Well… they called it “Replay,” but that’s because American Crossroads has more essential couth than I do.
For those without video, it’s all about the infamous, Did-he-really-say-that?, Dear-God-he-really-said-that, Kinsley gaffe of a “You didn’t build that” comment that is harshing the Lightworker’s mellow. Apparently President Obama’s not very used to having people actually call him out on stupid things that he’s said, and Obama’s being ever-so-aggrieved about it as a coping mechanism. And I would like to wish the President… good luck with that.
I technically first saw this over at AoSHQ, but my wife was telling me about this yesterday: it’s apparently a letter written in 1865 from a former slave to his former master, who had written to him offering a job after the Civil War. If you ever want to learn how to tell somebody to go perform a sexual act upon himself without once using profanity and/or a direct insult, this would be an excellent place to start.

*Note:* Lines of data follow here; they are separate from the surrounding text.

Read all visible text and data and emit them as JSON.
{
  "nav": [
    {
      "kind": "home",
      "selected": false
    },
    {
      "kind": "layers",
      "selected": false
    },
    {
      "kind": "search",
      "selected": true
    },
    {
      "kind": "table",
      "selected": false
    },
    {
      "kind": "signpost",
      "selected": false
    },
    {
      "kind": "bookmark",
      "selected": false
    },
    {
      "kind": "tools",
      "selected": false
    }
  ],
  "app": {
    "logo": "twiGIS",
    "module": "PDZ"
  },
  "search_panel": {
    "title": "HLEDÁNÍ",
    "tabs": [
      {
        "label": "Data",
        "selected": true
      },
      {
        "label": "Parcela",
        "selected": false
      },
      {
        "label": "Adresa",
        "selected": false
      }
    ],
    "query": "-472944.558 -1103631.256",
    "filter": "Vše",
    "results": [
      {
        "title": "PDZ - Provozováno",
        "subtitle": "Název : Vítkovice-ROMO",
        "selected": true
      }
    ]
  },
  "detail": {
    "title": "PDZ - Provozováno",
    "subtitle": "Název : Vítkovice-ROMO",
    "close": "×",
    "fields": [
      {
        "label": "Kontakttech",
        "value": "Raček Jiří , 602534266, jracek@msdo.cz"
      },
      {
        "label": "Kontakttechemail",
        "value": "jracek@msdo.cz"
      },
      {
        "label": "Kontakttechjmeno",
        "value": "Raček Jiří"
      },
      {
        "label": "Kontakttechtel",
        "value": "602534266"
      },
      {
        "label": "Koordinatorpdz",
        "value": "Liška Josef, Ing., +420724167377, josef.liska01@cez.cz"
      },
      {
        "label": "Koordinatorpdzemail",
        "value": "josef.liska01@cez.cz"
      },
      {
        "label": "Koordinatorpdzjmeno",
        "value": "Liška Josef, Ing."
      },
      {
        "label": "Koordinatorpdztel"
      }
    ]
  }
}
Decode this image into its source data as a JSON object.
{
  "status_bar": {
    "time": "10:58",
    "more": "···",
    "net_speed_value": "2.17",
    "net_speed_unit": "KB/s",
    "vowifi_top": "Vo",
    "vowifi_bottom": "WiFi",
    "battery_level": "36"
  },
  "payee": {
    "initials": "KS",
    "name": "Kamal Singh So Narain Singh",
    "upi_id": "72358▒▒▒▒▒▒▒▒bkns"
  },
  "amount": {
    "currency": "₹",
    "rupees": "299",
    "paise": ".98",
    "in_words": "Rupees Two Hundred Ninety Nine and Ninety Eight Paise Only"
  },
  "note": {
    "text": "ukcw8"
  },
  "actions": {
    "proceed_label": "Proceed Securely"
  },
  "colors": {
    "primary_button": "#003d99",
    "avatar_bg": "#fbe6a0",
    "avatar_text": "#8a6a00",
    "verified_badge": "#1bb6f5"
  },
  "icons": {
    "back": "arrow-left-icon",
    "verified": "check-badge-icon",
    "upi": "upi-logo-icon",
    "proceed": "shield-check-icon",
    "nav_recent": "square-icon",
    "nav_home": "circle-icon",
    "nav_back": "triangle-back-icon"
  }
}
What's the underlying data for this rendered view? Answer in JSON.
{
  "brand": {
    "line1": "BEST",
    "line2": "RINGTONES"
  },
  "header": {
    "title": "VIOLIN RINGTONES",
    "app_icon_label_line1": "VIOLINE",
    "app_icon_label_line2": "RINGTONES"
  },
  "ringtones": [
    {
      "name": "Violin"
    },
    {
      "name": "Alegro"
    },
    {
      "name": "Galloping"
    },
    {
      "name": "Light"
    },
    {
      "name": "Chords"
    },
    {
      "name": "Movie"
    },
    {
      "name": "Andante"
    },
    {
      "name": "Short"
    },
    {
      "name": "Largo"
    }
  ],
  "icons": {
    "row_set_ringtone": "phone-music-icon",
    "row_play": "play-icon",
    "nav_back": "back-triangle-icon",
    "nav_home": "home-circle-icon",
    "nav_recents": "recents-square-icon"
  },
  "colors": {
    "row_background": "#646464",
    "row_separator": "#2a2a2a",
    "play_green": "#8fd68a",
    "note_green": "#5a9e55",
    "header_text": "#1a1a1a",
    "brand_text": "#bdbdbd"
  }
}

Instapundit’s Glenn Reynolds notes – not publicly gleefully – that Glenns Greenwalds are very upset. It seems that Greenwalds are bothered by the fact that while it was apparently OK to call Reynolds evil for endorsing a targeted assassination program against Iranian nuclear weapons engineers and terrorist-enabling mullahs, it’s apparently not OK for Obama to be criticized for effectively signing off on such a program. It’s apparently even worse to publicly approve of Ron Paul’s Israel views when compared to Barack Obama’s. Poor Greenwalds are feeling aggrieved. And betrayed. And scorned.
Speaker of the House John Boehner has formally offered an invitation to the President to give his annual State of the Union address.
As we work together to end this legislative year by advancing initiatives to help Americans struggling a difficult economy, we must also look ahead for new opportunities to put solutions before politics. In the coming year,. Republicans will continue our efforts to create an environment for economic growth and job creation, and we welcome an opportunity to hear your new ideas for working with the Congress. There fore, I am privileged to invite you to deliver an address on the State of the Union on January 25, 2012, before a Joint Session of Congress.
Thank you for your consideration, and I look forward to your response.
It was a good run for the Democrats, but all things must come to an end some day. I know, I know: it’s downright horrible for the American people to start expecting the political party that’s held Congress since 2006 and the White House since 2008 to actually take personal responsibility for the bad things happening to the economy. But the Democrats will have to live with it, as the American people have started to assign more responsibility to Obama for the current economy than to Bush – at least, the Republican and Independent sections of the American people have, which is really the important thing these days.
A new Rasmussen Reports national telephone survey finds that 48% of Likely U.S. Voters now think Obama’s policies are to blame for the continuing bad economy, up three points from last month. Forty-seven percent (47%) say the recession that began under Bush is at fault.
There are, of course, many hidden victims here of this betrayal of the Democratic party by the people of the United States. No, really. I mean, think of all of those soon-to-be Democratic former Congressmen who have to hope that the lobbying industry can handle the sudden influx of new glad-handlers, parasites, and influence-peddlers that comes from a Congressional readjustment! For that matter, think of those poor, poor staffers who next January will be facing the specter of having no job and no prospect of getting one – and in one of the more expensive metropolitan areas, to boot. Some of them may even have to move back in with their parents.